● Exercise details
Across the entries below, how many lines include "title"? Give the number and nothing else.

[Data entries]
"""

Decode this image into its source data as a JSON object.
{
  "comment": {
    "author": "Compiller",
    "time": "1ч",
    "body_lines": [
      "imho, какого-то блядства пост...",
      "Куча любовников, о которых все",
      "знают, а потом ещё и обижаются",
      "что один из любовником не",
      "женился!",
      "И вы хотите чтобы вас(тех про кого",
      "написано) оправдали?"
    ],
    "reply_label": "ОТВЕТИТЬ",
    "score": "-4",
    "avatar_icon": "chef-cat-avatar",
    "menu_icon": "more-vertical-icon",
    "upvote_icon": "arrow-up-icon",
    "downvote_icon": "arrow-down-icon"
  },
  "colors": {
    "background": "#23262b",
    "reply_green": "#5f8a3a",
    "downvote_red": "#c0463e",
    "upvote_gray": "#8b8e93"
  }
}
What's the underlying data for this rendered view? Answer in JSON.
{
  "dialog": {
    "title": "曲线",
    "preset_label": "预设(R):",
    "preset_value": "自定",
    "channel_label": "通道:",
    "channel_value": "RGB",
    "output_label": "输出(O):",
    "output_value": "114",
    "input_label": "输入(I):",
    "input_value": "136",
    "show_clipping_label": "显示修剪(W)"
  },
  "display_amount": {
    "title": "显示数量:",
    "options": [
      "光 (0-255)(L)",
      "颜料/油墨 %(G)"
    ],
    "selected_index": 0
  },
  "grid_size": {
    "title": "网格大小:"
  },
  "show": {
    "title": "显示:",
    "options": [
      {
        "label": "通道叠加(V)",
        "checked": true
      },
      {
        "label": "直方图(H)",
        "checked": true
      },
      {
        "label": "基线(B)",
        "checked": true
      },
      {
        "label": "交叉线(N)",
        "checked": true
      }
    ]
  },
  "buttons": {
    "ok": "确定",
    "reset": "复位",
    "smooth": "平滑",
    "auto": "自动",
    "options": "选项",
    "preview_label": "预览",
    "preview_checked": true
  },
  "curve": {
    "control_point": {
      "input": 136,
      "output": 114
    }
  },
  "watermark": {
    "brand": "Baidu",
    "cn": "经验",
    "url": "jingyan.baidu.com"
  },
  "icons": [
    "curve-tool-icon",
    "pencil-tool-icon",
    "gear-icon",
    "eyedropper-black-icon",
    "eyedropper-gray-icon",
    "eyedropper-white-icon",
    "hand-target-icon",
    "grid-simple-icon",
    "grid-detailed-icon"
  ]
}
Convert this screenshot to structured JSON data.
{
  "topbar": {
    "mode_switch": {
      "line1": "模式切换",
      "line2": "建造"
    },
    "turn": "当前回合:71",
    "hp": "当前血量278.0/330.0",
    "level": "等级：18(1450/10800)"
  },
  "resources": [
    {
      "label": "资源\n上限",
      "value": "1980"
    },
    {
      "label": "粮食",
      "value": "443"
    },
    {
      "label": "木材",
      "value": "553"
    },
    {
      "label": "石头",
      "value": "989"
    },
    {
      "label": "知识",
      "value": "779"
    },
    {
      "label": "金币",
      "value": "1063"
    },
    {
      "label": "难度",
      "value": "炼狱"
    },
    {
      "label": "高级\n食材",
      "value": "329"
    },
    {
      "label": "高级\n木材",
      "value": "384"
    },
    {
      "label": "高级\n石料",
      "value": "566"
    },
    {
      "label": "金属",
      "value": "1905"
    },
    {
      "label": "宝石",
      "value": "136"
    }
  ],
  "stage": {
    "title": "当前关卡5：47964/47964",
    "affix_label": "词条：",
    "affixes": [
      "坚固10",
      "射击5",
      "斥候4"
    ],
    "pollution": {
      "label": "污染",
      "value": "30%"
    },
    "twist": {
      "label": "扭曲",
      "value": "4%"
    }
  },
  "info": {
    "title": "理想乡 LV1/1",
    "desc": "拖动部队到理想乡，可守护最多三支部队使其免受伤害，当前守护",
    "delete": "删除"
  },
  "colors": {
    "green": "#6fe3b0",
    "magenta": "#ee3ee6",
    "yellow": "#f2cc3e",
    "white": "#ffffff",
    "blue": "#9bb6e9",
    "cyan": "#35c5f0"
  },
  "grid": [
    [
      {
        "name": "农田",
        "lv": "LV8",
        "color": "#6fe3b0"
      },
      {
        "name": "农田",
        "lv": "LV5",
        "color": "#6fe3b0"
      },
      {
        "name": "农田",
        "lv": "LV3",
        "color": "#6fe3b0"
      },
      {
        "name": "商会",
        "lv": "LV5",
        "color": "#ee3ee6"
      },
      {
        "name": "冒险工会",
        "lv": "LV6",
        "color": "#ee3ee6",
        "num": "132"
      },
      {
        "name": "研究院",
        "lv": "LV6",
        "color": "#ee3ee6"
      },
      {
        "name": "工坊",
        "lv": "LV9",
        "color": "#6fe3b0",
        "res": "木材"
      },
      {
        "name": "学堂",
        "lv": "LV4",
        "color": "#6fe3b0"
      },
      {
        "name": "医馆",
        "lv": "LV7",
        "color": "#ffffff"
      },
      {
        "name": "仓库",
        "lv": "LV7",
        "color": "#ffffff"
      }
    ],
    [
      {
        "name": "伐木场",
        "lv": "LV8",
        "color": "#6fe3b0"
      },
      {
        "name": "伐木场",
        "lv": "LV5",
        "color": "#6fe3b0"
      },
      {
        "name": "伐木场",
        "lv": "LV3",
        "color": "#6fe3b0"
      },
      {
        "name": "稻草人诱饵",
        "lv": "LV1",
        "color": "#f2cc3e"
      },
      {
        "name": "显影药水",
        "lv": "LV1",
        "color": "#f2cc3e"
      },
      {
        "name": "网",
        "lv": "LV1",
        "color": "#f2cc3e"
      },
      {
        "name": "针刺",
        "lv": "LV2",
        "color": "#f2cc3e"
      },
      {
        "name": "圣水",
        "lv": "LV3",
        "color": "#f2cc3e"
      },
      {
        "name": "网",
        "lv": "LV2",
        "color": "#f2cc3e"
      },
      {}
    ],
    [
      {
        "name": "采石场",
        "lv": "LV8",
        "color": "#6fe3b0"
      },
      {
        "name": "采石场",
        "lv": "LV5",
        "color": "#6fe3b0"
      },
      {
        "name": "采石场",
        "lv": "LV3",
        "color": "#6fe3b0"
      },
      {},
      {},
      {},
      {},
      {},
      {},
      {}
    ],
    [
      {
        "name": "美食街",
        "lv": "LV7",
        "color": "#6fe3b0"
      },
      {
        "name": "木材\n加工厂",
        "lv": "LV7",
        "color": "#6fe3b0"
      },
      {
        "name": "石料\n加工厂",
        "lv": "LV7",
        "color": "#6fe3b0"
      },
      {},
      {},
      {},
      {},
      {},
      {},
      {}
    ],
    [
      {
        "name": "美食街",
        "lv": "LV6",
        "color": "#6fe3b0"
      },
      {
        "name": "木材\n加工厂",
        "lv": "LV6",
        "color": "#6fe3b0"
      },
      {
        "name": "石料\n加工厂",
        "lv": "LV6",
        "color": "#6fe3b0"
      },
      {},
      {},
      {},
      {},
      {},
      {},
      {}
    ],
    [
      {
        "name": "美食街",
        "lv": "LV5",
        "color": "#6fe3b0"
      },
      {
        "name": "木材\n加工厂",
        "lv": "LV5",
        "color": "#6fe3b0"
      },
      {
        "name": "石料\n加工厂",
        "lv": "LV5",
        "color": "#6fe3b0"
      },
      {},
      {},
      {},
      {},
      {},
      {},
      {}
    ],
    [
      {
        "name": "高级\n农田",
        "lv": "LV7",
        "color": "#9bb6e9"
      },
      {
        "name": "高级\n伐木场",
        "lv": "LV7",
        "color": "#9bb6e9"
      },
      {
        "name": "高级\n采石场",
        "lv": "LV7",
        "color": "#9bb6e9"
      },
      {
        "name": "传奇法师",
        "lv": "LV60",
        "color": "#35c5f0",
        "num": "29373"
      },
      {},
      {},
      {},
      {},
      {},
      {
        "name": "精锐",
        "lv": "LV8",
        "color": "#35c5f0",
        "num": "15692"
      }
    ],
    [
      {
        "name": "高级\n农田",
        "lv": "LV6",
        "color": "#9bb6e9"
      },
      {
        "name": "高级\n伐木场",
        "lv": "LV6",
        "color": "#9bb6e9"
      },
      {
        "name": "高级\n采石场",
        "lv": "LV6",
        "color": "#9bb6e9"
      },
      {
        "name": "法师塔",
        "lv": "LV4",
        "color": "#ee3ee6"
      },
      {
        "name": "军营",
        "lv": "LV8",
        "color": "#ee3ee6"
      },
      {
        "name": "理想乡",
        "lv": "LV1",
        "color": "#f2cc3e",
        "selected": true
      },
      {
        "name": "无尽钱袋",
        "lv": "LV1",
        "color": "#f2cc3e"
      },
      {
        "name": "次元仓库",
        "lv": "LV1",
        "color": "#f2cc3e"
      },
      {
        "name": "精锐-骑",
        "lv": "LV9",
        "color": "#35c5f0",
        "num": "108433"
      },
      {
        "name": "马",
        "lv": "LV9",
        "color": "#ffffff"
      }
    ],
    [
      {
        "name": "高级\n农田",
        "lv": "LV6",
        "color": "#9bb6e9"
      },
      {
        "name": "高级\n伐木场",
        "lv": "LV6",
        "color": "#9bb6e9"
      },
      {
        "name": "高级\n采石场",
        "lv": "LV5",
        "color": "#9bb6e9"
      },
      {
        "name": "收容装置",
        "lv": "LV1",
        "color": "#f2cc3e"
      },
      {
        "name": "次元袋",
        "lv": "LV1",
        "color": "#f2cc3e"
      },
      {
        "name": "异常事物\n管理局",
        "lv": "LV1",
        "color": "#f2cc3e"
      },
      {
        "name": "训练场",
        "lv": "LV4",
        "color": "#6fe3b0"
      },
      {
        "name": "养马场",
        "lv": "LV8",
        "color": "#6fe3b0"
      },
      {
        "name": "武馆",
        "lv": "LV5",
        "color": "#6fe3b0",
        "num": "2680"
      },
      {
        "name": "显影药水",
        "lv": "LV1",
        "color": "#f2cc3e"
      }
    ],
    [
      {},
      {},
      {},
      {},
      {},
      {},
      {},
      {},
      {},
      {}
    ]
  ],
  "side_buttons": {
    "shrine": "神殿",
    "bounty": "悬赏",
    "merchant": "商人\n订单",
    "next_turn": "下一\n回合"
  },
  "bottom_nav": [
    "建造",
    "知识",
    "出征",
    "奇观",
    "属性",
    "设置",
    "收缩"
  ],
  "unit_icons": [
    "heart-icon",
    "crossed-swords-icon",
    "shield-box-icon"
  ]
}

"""

● Response box
6